Record Type: Non-Journal
Publication Date: 2010
Pages: 123
Abstractor: As Provided
Reference Count: N/A
ISBN: ISBN-978-1-1242-1724-6
ISSN: N/A
Doctoral Alumni Giving: Motivations for Donating to the University of Pennsylvania
Mastroieni, Anita
ProQuest LLC, Ed.D. Dissertation, University of Pennsylvania
This study sought to ascertain the specific motivations behind doctoral alumni giving. Most U.S. colleges and universities depend on alumni giving to supplement revenues from tuition and governmental support; however, relatively little alumni giving is generated from PhD graduates. The result is untapped revenue for doctoral-granting institutions. Since the experience of doctoral education is vastly different from that of undergraduate education, fund-raising appeals tailored to the undergraduate experience do not resonate with doctoral alumni. If universities can address the distinct motivations for doctoral alumni giving and design fund-raising appeals accordingly, giving will likely increase. This qualitative study involved interviews with PhD alumni from one institution who donate to their doctoral alma mater, combined with institutional alumni giving data, to uncover the motivations behind their giving. This inquiry contributes to philanthropy research because the voices of donors have been largely absent from existing literature. My research uncovered that social exchange theory largely explains doctoral alumni giving. Donors in my study all cited gratitude and indebtedness for the doctoral student funding they received as their motivations for donating. Furthermore, donors who had positive student experiences in addition to funding will give more relative to their capacity. Social exchange motivation can help institutions better understand why doctoral alumni are motivated to give and how to structure doctoral programs to simultaneously promote increased student satisfaction and increased propensity to donate in the future. While a few donors exhibited rational choice theory by expressing a desire to make an impact with their giving, these donors actually used this motivation as a rationalization to give less to the University of Pennsylvania, believing they cannot make an impact at an institution of Penn's size and wealth. In addition, this study shows that PhD alumni with satisfying student experiences and gratitude for their doctoral funding are eager to be involved with their doctoral institutions in appropriate ways. These findings highlight that a distinct fund-raising approach is required for doctoral alumni. Approaches that traditionally work for undergraduate alumni fund raising will not be as effective. Accordingly, I have provided recommendations for doctoral program faculty and alumni relations staff to better engage doctoral alumni, and for fund-raising officers to develop better approaches and appeals for doctoral alumni. These recommendations will hopefully lead to better engagement and giving from doctoral alumni. [The dissertation citations contained here are published with the permission of ProQuest LLC. Further reproduction is prohibited without permission. Copies of dissertations may be obtained by Telephone (800) 1-800-521-0600. Web page: http://www.proquest.com/en-US/products/dissertations/individuals.shtml.]

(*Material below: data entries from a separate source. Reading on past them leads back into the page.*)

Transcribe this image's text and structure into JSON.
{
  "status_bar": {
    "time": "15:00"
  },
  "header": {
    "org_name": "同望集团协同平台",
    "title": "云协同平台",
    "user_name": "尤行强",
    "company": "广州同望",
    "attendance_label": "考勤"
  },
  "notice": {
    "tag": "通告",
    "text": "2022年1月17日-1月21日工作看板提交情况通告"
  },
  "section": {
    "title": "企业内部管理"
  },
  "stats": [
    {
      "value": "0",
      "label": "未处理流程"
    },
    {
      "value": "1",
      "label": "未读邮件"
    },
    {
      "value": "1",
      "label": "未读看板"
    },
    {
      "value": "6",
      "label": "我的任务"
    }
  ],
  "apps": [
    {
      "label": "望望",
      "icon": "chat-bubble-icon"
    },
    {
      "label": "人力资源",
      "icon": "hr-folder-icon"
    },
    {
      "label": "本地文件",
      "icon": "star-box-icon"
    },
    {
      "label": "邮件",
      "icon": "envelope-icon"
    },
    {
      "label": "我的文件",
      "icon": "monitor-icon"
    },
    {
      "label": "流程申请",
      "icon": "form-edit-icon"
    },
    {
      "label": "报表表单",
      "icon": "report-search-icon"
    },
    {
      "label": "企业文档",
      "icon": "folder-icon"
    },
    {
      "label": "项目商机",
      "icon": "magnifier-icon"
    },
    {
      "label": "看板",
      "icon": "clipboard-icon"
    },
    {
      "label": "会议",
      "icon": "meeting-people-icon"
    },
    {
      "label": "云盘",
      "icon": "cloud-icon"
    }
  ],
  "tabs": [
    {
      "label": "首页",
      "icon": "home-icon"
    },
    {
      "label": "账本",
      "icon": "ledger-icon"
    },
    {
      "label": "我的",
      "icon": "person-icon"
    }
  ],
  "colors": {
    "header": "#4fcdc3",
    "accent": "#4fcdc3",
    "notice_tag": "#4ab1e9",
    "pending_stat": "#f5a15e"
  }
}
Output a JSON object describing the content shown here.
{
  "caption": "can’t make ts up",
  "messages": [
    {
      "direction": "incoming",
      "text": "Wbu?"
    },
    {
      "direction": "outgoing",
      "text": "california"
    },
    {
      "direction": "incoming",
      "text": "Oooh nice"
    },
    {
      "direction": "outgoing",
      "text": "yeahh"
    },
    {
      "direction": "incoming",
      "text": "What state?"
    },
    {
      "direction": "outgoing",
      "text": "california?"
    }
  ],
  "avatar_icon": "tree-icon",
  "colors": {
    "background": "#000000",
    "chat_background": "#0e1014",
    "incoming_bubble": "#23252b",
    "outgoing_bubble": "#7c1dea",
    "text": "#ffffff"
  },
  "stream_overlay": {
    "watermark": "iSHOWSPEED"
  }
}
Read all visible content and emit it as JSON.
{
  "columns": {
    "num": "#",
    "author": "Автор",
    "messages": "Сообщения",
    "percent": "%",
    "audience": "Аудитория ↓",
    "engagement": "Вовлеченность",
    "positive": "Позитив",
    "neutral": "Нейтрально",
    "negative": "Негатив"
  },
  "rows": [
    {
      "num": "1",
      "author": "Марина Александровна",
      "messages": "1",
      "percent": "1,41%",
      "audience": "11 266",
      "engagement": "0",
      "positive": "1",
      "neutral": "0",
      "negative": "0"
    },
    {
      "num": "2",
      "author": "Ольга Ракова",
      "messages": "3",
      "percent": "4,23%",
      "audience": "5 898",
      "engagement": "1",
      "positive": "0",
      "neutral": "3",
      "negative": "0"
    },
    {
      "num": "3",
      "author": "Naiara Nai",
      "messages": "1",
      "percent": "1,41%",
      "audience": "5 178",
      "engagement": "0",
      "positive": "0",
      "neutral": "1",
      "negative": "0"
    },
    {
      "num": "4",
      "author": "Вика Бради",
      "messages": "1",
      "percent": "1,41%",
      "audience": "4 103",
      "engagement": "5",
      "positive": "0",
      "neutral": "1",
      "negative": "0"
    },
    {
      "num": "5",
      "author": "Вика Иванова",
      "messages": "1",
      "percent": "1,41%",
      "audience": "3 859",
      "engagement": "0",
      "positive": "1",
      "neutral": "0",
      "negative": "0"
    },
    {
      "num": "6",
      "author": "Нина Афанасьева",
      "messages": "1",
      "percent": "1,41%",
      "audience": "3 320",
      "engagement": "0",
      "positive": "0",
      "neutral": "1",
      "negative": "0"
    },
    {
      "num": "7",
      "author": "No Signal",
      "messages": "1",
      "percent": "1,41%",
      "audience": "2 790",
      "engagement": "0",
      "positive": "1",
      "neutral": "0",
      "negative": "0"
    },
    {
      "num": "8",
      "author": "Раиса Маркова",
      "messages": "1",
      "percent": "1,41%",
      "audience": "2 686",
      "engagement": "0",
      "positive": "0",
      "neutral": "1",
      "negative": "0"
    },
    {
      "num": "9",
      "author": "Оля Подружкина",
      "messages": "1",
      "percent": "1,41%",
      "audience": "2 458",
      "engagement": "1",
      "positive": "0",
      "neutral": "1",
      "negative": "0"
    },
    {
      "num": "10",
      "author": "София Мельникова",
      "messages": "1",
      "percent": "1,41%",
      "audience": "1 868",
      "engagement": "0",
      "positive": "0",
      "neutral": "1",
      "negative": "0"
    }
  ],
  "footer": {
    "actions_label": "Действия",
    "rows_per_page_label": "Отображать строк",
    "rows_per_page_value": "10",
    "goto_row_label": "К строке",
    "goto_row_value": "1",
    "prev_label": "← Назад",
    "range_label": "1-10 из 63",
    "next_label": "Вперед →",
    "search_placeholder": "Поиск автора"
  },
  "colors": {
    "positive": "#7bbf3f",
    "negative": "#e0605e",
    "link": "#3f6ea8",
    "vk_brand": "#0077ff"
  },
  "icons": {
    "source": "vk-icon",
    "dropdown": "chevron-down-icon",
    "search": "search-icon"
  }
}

ProQuest LLC. 789 East Eisenhower Parkway, P.O. Box 1346, Ann Arbor, MI 48106. Tel: 800-521-0600; Web site: http://www.proquest.com/en-US/products/dissertations/individuals.shtml
Publication Type: Dissertations/Theses - Doctoral Dissertations
Education Level: Higher Education; Postsecondary Education
Audience: N/A
Language: English
Sponsor: N/A
Authoring Institution: N/A
Identifiers - Location: Pennsylvania